JILL RICHARDSON: Introducing a sweet tax
As Americans prepare to meet this year’s April 18 deadline to file our taxes, there’s talk of taxes across the Pond, too.
Great Britain just passed a tax on sugary drinks. Unlike similar measures in Mexico and Berkeley, California, the British version may lead to soda manufacturers actually reducing the sugar in their products.
I feel ambivalent about soda taxes. While soda contributes nothing to nutrition and plenty to diabetes, soda taxes fall hardest on the poor.
Part of me says that if a small tax can really cut soda consumption, then it’s worth it.
For instance, in Mexico — the nation with the highest rate of soda consumption in the world — a 10 percent tax on sugar-sweetened beverages led to a 12 percent drop in soda sales in its first year.
But I’d prefer finding other strategies, like removing vending machines from schools or ending junk food marketing to kids. What if sodas were no longer included with Happy Meals?
This new British version of the soda tax appears to solve a few problems. First, the tax is levied on the soda manufacturers, not the consumers.
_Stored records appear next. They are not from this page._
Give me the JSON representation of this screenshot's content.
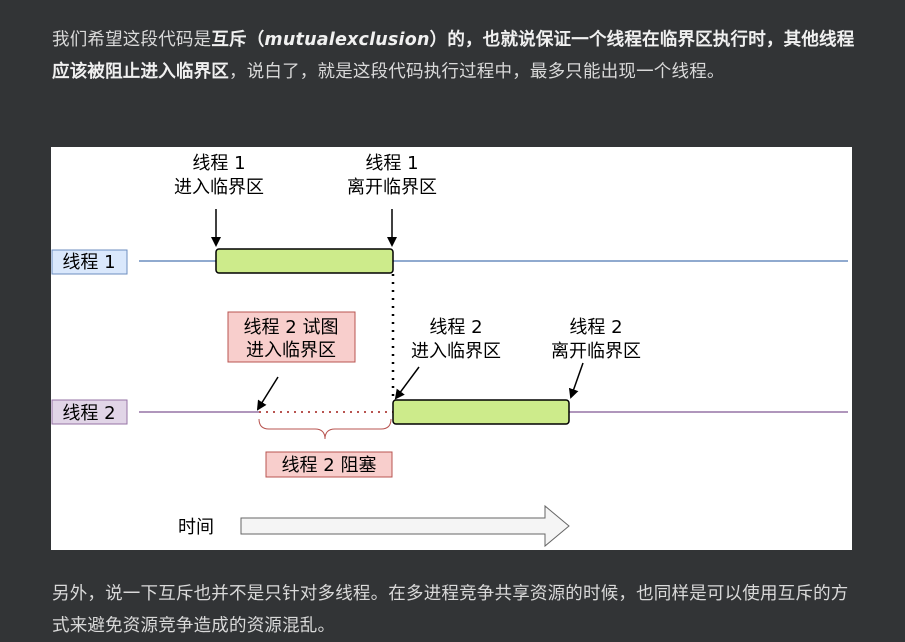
{
  "intro": {
    "p1": "我们希望这段代码是",
    "bold1": "互斥（",
    "italic": "mutualexclusion",
    "bold2": "）的，也就说保证一个线程在临界区执行时，其他线程应该被阻止进入临界区",
    "p2": "，说白了，就是这段代码执行过程中，最多只能出现一个线程。"
  },
  "diagram": {
    "thread1_label": "线程 1",
    "thread2_label": "线程 2",
    "t1_enter_line1": "线程 1",
    "t1_enter_line2": "进入临界区",
    "t1_exit_line1": "线程 1",
    "t1_exit_line2": "离开临界区",
    "t2_try_line1": "线程 2 试图",
    "t2_try_line2": "进入临界区",
    "t2_enter_line1": "线程 2",
    "t2_enter_line2": "进入临界区",
    "t2_exit_line1": "线程 2",
    "t2_exit_line2": "离开临界区",
    "t2_blocked": "线程 2 阻塞",
    "time_label": "时间",
    "colors": {
      "thread1_line": "#6c8ebf",
      "thread2_line": "#9673a6",
      "critical_fill": "#cdeb8b",
      "blocked_fill": "#f8cecc",
      "blocked_stroke": "#b85450",
      "thread1_label_fill": "#dae8fc",
      "thread2_label_fill": "#e1d5e7"
    }
  },
  "outro": {
    "text": "另外，说一下互斥也并不是只针对多线程。在多进程竞争共享资源的时候，也同样是可以使用互斥的方式来避免资源竞争造成的资源混乱。"
  }
}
Second, there’s a three-tier tax system. Drinks with less than 5 grams of sugar per 100 milliliters aren’t taxed at all. Drinks with 5 to 8 grams pay about 25 cents per liter. But drinks like Coke and Pepsi with more than 8 grams will pay about 35 cents.
In other words, if Coke and Pepsi could substantially cut the sugar in their drinks, they’d pay less in taxes. In fact, already one Scottish soda company has said it plans to reduce the sugar in its products.
If that’s how it pans out, consumers can keep on chugging down sodas, while consuming less sugar than before.
Meanwhile, the money raised through the tax will be spent on nutritious school breakfast and sports programs. The new tax will benefit British health no matter what happens to soda consumption.
Will soda companies reformulate less sugary versions of popular sodas? Will British rates of diabetes decline? Will the money raised benefit childhood nutrition?
Let’s keep an eye on Great Britain’s soda tax once it goes into effect in 2018. And if it works, let’s try it here.
OtherWords columnist Jill Richardson is the author of Recipe for America: Why Our Food System Is Broken and What We Can Do to Fix It.